acceptance, inclusion, educating teachers, gender binaries, homophobia, biases, school culture
Victoria: we have to as educators do better in terms of what we're sharing, what we're showing. It can't just be on the walls, it has to be a part of the conversations, it has to be a part of the work we’re doing, the curriculum, the understandings. And I say honouring, because [it’s] honouring. I think honouring is an important word there. It’s not just about including, I think it’s, I think the honouring is really that point of validating and accepting that goes beyond just uh, an inclusion. And we just have to do more in terms of that, in terms of that curriculum. And at the same time, I’ll say it has to start with the educators’ own understandings.
Victoria: So the educators, there needs to be more across systems, where as educators there’s opportunities to think about your own biases, think about your own gender binaries that you put on people and places and things, think about your own um, homophobia, think about your own stuff that you bring into that classroom all the time. And how kids pick up on that.

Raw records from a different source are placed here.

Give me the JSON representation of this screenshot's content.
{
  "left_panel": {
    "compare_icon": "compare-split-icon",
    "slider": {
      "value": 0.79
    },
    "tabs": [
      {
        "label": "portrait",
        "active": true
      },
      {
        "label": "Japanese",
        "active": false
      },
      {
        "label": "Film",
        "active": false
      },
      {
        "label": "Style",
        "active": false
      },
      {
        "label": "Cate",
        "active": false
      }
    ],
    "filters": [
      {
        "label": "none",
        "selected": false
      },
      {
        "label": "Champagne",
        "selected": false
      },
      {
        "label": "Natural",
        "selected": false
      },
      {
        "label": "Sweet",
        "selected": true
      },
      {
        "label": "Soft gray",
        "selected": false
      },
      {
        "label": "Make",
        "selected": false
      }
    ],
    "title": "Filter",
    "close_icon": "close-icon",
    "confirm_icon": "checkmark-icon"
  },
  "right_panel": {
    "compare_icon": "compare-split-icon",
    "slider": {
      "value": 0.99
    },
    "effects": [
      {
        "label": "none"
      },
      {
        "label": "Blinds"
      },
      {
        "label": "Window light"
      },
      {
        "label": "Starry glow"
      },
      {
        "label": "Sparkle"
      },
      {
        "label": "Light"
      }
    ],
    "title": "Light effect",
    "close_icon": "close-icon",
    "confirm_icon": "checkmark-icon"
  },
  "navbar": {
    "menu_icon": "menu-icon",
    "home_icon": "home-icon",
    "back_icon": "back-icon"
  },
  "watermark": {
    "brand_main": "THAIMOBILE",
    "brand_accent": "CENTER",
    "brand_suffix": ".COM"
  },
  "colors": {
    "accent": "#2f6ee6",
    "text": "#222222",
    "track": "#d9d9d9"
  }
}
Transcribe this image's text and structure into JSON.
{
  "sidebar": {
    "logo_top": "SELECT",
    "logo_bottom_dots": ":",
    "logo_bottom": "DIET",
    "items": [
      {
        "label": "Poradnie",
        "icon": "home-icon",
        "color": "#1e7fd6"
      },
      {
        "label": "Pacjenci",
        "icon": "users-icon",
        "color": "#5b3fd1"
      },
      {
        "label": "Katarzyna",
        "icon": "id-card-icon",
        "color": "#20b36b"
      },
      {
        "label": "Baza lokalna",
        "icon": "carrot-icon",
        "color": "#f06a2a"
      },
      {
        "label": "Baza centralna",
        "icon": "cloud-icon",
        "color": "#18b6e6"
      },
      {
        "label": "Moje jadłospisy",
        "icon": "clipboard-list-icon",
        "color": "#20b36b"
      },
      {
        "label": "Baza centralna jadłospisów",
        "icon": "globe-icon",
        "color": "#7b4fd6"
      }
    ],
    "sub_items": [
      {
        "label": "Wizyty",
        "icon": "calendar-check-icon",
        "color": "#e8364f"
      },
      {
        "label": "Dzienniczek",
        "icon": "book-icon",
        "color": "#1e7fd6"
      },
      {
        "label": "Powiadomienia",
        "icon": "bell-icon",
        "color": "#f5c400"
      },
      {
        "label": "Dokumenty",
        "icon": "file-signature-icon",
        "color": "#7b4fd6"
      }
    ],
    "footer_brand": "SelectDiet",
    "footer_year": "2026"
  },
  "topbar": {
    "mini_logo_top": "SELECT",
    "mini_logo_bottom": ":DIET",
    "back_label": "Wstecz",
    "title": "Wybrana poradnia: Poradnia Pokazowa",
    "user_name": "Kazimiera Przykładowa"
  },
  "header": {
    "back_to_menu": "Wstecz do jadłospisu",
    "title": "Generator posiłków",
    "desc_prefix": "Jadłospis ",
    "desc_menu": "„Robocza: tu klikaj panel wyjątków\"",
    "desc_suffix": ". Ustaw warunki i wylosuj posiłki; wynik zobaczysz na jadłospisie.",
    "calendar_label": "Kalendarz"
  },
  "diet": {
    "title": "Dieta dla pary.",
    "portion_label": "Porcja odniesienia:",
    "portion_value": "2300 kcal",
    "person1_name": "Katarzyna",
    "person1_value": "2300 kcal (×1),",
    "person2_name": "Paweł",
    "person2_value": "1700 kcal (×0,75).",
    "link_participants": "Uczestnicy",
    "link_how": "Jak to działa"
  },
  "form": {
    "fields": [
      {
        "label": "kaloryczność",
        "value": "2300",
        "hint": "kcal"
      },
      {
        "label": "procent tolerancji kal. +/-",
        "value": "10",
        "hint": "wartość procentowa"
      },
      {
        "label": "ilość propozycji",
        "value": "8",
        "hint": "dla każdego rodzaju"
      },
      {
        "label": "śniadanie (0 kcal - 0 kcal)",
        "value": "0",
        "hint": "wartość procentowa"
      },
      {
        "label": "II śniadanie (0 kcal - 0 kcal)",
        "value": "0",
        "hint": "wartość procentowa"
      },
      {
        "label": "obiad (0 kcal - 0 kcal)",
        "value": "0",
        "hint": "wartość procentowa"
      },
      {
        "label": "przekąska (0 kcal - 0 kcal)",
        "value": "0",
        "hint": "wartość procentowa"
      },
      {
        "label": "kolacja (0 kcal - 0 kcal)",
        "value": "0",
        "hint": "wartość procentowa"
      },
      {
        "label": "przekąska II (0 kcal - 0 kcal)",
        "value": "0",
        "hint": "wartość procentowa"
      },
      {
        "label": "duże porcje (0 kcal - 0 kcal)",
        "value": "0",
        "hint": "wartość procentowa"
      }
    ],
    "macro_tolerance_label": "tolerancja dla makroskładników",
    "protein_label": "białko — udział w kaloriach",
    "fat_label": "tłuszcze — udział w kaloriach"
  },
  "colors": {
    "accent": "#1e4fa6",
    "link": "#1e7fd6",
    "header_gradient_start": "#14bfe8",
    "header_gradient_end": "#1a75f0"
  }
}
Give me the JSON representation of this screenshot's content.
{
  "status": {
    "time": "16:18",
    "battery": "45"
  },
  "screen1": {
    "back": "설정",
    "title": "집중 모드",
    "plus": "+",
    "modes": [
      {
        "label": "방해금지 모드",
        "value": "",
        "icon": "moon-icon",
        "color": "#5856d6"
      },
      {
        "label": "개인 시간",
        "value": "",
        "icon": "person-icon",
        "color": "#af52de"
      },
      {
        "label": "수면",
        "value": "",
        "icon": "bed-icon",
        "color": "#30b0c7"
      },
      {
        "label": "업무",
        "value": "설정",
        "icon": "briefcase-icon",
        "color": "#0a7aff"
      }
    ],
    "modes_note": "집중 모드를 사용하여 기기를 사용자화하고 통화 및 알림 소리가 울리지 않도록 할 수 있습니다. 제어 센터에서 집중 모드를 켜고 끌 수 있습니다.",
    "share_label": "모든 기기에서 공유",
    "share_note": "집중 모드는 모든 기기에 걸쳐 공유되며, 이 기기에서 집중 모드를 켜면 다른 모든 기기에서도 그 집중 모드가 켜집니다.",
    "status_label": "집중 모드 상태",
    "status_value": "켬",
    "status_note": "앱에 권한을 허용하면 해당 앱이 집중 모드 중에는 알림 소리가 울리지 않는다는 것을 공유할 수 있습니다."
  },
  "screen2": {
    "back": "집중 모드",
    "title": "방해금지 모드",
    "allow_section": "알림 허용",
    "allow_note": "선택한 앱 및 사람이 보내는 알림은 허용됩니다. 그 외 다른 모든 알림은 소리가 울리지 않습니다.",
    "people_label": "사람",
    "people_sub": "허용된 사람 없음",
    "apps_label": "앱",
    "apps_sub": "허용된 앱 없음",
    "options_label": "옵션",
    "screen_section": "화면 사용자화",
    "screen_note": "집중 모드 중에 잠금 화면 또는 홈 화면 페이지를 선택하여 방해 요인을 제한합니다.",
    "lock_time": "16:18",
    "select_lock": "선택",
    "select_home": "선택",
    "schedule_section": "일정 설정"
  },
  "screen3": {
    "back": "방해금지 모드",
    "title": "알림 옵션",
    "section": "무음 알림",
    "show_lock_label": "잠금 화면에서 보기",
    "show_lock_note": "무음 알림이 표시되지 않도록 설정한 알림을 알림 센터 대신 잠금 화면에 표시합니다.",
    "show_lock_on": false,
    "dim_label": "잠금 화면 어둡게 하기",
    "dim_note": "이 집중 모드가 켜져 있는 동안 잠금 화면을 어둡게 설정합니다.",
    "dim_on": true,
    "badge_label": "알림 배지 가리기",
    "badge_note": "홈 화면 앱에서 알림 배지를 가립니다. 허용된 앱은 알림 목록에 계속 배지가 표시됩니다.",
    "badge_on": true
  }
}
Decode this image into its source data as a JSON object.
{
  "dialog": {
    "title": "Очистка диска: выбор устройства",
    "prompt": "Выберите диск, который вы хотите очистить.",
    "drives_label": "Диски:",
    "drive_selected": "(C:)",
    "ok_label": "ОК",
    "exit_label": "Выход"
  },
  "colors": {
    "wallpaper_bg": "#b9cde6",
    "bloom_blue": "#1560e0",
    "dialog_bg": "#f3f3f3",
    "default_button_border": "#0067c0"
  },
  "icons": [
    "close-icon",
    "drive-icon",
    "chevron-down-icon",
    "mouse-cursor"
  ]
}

Victoria: You know, and so yes it’s one thing to, when people say, “well I’m just neutral,” well you’re not neutral, there’s no such thing as neutral. That says a lot by you just leaving things out, right? And so you're not neutral about having pictures of your husband and kids if you’re a woman on the desk. You're not neutral about that, that sends a message.
Victoria: What books you’re choosing to read, what novels you’re choosing to study, what conversations you’re choosing to have. I mean, at this age, middle school, there's conversations--you can bring in lots of different things that are part of real kids’ lives and can impact them in really powerful ways everyday. So as educators, how are we having the conversations to even know how to address it in our own classroom spaces and working on our own stuff.